WORK TO COMPLETE. Lines with the string "icon" must each be copied from the listing.

DATA FOR PROCESSING.
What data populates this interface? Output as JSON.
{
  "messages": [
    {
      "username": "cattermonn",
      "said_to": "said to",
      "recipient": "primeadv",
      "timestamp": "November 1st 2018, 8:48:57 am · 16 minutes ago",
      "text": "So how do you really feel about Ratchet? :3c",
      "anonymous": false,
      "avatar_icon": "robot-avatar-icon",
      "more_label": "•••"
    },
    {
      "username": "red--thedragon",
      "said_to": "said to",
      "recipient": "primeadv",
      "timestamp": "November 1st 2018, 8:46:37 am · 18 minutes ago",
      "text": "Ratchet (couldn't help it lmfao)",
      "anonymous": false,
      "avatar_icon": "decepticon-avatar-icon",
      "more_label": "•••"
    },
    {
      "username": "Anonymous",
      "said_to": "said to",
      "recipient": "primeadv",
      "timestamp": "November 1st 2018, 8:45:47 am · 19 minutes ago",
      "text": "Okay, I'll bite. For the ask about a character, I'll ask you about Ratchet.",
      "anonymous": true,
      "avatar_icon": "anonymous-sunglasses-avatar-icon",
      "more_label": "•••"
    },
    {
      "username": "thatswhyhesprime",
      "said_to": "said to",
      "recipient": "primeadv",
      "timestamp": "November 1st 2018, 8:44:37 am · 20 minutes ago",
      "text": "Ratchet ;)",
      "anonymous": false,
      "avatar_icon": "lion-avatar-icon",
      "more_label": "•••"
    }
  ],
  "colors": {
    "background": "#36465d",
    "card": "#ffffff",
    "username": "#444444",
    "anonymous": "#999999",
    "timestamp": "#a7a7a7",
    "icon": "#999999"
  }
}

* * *

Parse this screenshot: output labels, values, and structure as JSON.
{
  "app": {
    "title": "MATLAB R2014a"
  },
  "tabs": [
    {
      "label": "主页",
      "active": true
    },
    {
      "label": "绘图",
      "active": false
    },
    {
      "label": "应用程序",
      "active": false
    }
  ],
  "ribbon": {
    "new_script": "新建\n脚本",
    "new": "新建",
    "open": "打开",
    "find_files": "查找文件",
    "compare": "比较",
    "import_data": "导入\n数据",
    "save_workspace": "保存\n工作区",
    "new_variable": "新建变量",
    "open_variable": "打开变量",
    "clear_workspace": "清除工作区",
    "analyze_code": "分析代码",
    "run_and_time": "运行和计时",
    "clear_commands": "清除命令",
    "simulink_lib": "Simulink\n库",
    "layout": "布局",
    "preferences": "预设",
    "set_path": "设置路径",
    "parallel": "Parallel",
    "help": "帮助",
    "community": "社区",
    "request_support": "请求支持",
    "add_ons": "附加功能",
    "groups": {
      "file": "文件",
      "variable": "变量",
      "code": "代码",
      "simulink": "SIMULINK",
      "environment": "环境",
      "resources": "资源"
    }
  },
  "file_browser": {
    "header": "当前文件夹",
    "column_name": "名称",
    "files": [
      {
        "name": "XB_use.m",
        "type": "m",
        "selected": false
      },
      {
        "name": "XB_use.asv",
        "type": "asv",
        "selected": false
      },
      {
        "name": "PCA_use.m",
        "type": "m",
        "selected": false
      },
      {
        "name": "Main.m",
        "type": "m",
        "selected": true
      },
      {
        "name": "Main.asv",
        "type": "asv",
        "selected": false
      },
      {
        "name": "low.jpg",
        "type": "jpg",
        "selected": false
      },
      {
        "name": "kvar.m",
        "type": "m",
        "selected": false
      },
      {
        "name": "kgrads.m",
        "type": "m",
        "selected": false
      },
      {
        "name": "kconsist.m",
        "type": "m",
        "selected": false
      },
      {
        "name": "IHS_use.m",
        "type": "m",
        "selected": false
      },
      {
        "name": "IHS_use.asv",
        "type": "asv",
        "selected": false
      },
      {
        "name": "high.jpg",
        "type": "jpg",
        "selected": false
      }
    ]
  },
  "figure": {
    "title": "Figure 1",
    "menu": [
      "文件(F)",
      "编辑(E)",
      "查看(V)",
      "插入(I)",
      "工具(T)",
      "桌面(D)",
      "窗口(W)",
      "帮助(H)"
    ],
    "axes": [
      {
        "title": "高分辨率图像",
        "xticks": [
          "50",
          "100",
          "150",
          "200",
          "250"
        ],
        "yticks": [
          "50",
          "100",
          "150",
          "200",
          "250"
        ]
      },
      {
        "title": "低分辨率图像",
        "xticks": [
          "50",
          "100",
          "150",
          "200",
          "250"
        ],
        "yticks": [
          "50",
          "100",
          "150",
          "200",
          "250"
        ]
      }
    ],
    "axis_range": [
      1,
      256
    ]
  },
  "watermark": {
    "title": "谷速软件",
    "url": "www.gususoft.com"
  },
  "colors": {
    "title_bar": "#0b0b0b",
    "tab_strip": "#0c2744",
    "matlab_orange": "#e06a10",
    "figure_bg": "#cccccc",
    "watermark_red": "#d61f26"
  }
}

REPLY.
      "avatar_icon": "robot-avatar-icon",
      "avatar_icon": "decepticon-avatar-icon",
      "avatar_icon": "anonymous-sunglasses-avatar-icon",
      "avatar_icon": "lion-avatar-icon",
    "icon": "#999999"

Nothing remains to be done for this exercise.